▸ **Work request**
A faithful copy without images is required: write out all the records exactly.

::: Provided records

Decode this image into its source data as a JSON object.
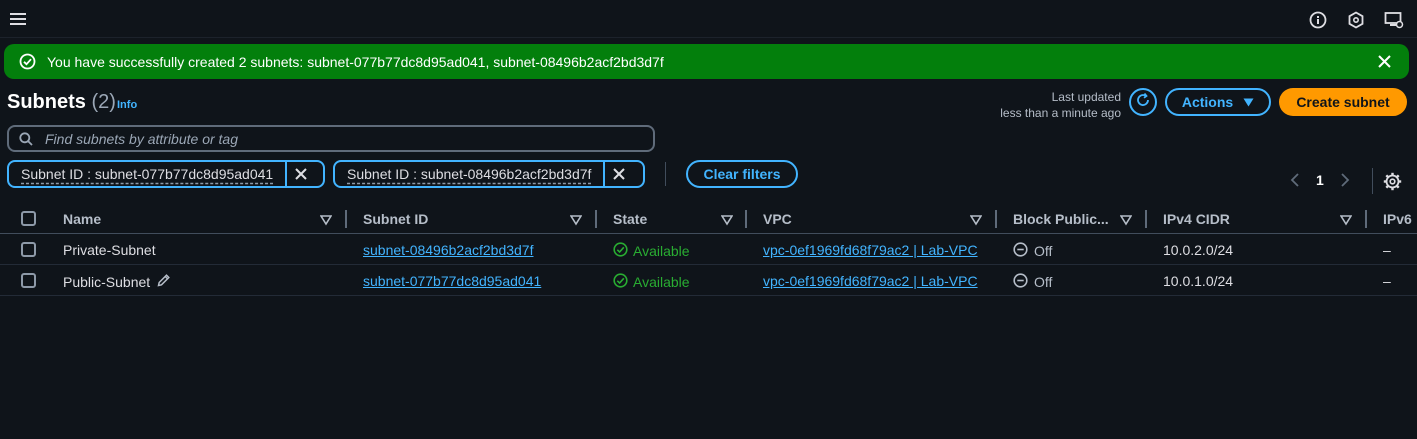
{
  "flash": {
    "message": "You have successfully created 2 subnets: subnet-077b77dc8d95ad041, subnet-08496b2acf2bd3d7f"
  },
  "header": {
    "title": "Subnets",
    "count": "(2)",
    "info": "Info",
    "last_updated_label": "Last updated",
    "last_updated_value": "less than a minute ago",
    "actions_label": "Actions",
    "create_label": "Create subnet"
  },
  "search": {
    "placeholder": "Find subnets by attribute or tag"
  },
  "filters": {
    "tokens": [
      {
        "label": "Subnet ID : subnet-077b77dc8d95ad041"
      },
      {
        "label": "Subnet ID : subnet-08496b2acf2bd3d7f"
      }
    ],
    "clear_label": "Clear filters"
  },
  "pagination": {
    "current_page": "1"
  },
  "table": {
    "columns": [
      "Name",
      "Subnet ID",
      "State",
      "VPC",
      "Block Public...",
      "IPv4 CIDR",
      "IPv6"
    ],
    "rows": [
      {
        "name": "Private-Subnet",
        "subnet_id": "subnet-08496b2acf2bd3d7f",
        "state": "Available",
        "vpc": "vpc-0ef1969fd68f79ac2 | Lab-VPC",
        "block_public": "Off",
        "ipv4_cidr": "10.0.2.0/24",
        "ipv6": "–"
      },
      {
        "name": "Public-Subnet",
        "subnet_id": "subnet-077b77dc8d95ad041",
        "state": "Available",
        "vpc": "vpc-0ef1969fd68f79ac2 | Lab-VPC",
        "block_public": "Off",
        "ipv4_cidr": "10.0.1.0/24",
        "ipv6": "–"
      }
    ]
  },
  "colors": {
    "background": "#0f141a",
    "success_flash": "#037f0c",
    "link": "#42b4ff",
    "primary_button": "#ff9900",
    "available_status": "#29ad32"
  },
  "icons": {
    "menu": "hamburger-menu-icon",
    "top_right": [
      "info-circle-icon",
      "notifications-hexagon-icon",
      "display-settings-icon"
    ],
    "flash": [
      "check-circle-icon",
      "close-icon"
    ],
    "refresh": "refresh-icon",
    "search": "search-icon",
    "pager": [
      "chevron-left-icon",
      "chevron-right-icon"
    ],
    "settings": "gear-icon",
    "sort": "caret-down-icon",
    "edit": "pencil-icon",
    "status_available": "check-circle-icon",
    "status_off": "minus-circle-icon"
  }
}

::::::

▸ **Result for this task**
Decode this image into its source data as a JSON object.
{
  "flash": {
    "message": "You have successfully created 2 subnets: subnet-077b77dc8d95ad041, subnet-08496b2acf2bd3d7f"
  },
  "header": {
    "title": "Subnets",
    "count": "(2)",
    "info": "Info",
    "last_updated_label": "Last updated",
    "last_updated_value": "less than a minute ago",
    "actions_label": "Actions",
    "create_label": "Create subnet"
  },
  "search": {
    "placeholder": "Find subnets by attribute or tag"
  },
  "filters": {
    "tokens": [
      {
        "label": "Subnet ID : subnet-077b77dc8d95ad041"
      },
      {
        "label": "Subnet ID : subnet-08496b2acf2bd3d7f"
      }
    ],
    "clear_label": "Clear filters"
  },
  "pagination": {
    "current_page": "1"
  },
  "table": {
    "columns": [
      "Name",
      "Subnet ID",
      "State",
      "VPC",
      "Block Public...",
      "IPv4 CIDR",
      "IPv6"
    ],
    "rows": [
      {
        "name": "Private-Subnet",
        "subnet_id": "subnet-08496b2acf2bd3d7f",
        "state": "Available",
        "vpc": "vpc-0ef1969fd68f79ac2 | Lab-VPC",
        "block_public": "Off",
        "ipv4_cidr": "10.0.2.0/24",
        "ipv6": "–"
      },
      {
        "name": "Public-Subnet",
        "subnet_id": "subnet-077b77dc8d95ad041",
        "state": "Available",
        "vpc": "vpc-0ef1969fd68f79ac2 | Lab-VPC",
        "block_public": "Off",
        "ipv4_cidr": "10.0.1.0/24",
        "ipv6": "–"
      }
    ]
  },
  "colors": {
    "background": "#0f141a",
    "success_flash": "#037f0c",
    "link": "#42b4ff",
    "primary_button": "#ff9900",
    "available_status": "#29ad32"
  },
  "icons": {
    "menu": "hamburger-menu-icon",
    "top_right": [
      "info-circle-icon",
      "notifications-hexagon-icon",
      "display-settings-icon"
    ],
    "flash": [
      "check-circle-icon",
      "close-icon"
    ],
    "refresh": "refresh-icon",
    "search": "search-icon",
    "pager": [
      "chevron-left-icon",
      "chevron-right-icon"
    ],
    "settings": "gear-icon",
    "sort": "caret-down-icon",
    "edit": "pencil-icon",
    "status_available": "check-circle-icon",
    "status_off": "minus-circle-icon"
  }
}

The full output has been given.